Spousal Maintenance

Spousal Maintenance, which used to be called alimony, is money the judge orders one spouse to pay the other souse as part of a divorce proceeding.  Spousal Maintenance is not ordered as part of every divorce, and before the judge can order one spouse to pay maintenance the judge must find legal grounds to do so.

Grounds For Ordering Maintenance

Before a judge can order someone to pay spousal maintenance, the judge must find that the spouse seeking maintenance has proven that he/she either:

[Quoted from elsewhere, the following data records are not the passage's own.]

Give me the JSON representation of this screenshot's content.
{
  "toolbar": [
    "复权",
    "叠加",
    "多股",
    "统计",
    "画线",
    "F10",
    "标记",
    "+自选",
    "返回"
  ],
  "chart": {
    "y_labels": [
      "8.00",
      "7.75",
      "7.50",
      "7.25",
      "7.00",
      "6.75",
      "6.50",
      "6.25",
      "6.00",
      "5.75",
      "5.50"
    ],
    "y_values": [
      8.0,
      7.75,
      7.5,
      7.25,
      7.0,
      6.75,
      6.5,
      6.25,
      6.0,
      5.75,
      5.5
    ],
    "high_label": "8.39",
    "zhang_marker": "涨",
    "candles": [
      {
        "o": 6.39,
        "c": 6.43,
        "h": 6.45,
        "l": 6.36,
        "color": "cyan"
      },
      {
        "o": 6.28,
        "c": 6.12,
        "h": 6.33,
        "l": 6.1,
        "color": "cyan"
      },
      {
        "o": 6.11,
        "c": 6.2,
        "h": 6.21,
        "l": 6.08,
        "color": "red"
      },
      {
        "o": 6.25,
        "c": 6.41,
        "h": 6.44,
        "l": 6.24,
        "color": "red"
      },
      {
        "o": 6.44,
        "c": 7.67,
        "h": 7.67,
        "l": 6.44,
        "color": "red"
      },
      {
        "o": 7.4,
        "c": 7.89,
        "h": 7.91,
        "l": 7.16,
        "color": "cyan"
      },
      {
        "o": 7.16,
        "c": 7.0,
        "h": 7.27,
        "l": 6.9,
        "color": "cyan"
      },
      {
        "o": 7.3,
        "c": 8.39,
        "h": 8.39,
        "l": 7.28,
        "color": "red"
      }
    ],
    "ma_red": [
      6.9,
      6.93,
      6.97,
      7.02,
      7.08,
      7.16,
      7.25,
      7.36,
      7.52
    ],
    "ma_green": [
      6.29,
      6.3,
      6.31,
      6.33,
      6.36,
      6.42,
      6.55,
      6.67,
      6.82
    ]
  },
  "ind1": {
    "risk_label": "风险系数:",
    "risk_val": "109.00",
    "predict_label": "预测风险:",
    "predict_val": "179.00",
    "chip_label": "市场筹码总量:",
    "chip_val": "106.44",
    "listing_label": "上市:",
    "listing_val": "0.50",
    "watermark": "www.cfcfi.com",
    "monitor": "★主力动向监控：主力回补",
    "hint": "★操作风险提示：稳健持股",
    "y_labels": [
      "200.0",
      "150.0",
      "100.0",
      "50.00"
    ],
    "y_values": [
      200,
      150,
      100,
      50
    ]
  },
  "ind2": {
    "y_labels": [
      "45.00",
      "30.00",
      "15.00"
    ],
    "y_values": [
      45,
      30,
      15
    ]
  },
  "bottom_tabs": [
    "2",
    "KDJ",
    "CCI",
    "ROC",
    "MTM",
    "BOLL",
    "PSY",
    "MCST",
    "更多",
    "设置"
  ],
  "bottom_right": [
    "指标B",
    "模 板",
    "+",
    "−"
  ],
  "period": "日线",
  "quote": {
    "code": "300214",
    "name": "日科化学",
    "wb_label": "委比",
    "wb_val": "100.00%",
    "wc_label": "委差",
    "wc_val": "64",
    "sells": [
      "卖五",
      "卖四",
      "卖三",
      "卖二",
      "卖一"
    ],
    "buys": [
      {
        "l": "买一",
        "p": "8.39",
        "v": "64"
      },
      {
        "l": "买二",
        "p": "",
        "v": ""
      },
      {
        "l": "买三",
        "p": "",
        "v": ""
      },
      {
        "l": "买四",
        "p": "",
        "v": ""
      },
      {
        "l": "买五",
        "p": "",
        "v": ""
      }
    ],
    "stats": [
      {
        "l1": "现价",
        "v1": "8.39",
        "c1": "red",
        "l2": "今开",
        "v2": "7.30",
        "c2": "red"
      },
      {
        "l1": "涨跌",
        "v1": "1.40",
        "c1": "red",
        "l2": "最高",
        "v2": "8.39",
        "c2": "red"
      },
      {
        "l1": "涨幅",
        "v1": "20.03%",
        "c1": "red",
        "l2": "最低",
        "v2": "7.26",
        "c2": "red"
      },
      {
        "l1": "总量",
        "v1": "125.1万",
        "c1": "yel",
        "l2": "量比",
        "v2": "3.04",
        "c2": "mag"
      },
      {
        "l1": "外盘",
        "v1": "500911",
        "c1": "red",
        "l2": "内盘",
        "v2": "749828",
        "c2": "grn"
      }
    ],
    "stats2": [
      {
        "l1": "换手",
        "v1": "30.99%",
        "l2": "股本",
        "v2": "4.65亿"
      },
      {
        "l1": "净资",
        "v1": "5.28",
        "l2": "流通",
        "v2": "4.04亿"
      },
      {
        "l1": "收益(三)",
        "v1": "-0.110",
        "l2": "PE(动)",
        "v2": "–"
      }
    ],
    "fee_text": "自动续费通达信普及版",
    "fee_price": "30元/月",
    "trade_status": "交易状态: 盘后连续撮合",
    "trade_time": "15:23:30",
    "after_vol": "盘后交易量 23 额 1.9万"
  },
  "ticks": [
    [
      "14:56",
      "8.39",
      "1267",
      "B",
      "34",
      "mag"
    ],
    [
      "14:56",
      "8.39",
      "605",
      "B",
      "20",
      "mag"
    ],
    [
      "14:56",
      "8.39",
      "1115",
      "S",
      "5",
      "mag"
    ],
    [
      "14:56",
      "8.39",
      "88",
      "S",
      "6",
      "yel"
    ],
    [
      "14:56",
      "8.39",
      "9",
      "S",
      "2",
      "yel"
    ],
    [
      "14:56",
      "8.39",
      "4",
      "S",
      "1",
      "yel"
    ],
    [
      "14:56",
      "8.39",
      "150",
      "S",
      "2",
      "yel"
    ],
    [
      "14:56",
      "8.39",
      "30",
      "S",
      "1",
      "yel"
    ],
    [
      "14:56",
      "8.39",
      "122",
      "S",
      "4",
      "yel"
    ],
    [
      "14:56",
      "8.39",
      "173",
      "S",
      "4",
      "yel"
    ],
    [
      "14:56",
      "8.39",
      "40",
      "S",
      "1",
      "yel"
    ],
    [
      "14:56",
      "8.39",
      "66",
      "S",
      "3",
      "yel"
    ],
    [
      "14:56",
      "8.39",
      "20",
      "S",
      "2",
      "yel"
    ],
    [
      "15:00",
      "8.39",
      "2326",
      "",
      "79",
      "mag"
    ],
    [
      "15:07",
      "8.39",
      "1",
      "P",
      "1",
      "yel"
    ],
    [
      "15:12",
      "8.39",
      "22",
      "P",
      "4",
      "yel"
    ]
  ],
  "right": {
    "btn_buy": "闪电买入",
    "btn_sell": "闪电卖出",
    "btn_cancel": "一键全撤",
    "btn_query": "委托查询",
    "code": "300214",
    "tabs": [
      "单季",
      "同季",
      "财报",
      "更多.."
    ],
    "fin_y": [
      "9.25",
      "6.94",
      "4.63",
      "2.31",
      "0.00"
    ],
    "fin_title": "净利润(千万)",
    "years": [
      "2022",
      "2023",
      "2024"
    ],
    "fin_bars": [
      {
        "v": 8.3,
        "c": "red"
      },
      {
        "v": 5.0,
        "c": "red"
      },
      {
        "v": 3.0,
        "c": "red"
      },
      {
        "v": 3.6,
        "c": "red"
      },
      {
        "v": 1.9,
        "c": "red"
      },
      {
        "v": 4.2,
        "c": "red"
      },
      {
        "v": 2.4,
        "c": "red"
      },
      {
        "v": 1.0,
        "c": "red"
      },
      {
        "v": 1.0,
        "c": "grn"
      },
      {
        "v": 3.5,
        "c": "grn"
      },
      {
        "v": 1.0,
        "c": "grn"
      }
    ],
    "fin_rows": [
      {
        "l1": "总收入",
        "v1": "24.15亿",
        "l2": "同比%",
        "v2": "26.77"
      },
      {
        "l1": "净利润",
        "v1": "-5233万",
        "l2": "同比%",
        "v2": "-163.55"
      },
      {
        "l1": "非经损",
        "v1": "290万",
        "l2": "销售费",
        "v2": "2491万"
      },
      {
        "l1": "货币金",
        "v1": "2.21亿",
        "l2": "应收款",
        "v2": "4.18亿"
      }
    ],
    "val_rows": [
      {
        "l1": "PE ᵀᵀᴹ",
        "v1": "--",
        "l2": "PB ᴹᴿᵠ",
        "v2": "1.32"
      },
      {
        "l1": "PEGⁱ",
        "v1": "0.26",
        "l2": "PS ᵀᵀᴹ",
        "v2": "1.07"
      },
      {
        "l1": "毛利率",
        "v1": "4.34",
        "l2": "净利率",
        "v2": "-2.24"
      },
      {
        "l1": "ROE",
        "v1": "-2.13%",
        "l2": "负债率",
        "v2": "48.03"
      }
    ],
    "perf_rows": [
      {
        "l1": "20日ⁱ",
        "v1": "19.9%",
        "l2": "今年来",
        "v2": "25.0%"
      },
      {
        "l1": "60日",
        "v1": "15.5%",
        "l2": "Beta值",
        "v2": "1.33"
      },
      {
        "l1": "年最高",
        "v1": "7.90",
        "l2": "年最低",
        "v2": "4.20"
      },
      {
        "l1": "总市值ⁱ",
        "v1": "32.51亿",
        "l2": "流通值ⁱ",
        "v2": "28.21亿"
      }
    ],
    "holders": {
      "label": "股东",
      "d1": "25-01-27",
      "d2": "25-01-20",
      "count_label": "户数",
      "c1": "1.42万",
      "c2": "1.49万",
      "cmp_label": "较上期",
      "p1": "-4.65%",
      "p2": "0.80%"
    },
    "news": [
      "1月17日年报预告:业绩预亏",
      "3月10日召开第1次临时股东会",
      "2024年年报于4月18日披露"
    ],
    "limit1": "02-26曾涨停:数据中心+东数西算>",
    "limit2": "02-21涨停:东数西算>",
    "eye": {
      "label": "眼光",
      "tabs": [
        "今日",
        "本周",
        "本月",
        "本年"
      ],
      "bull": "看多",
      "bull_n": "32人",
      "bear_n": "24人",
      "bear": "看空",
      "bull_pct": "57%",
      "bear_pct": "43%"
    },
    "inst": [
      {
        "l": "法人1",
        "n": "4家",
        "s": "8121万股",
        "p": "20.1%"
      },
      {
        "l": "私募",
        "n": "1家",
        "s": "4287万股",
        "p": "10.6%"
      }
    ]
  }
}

  1. Lacks sufficient property to provide for his/her reasonable needs considering the standard of living established during the marriage; or
  2. Considering the standard of living established during the marriage, he/she is  unable to provide adequate self-support through appropriate employment, or is the custodian of a child whose condition makes it such that the spouse seeking maintenance should not be required to work outside of the home.

Examples of Spousal Maintenance Situations

The stereotypical case where spousal maintenance would be ordered involves a 20 year marriage where each spouse is over the age of 50, and the spouse seeking maintenance has been out of the workforce for several years so that his/her earning capacity is significantly reduced.  Think of the stay-at-home mom and the established businessman.  The shorter the marriage and the younger the spouses are, the less likely a judge will order one of them to pay spousal maintenance.  For example, it is very unlikely a judge would order spousal maintenance in a case where the spouses are in their mid-thirties and have been married for only five years.  The exception would be if one of the spouses became disabled during the marriage, or there was a disabled child involved which precluded the custodial spouse from working outside of the home.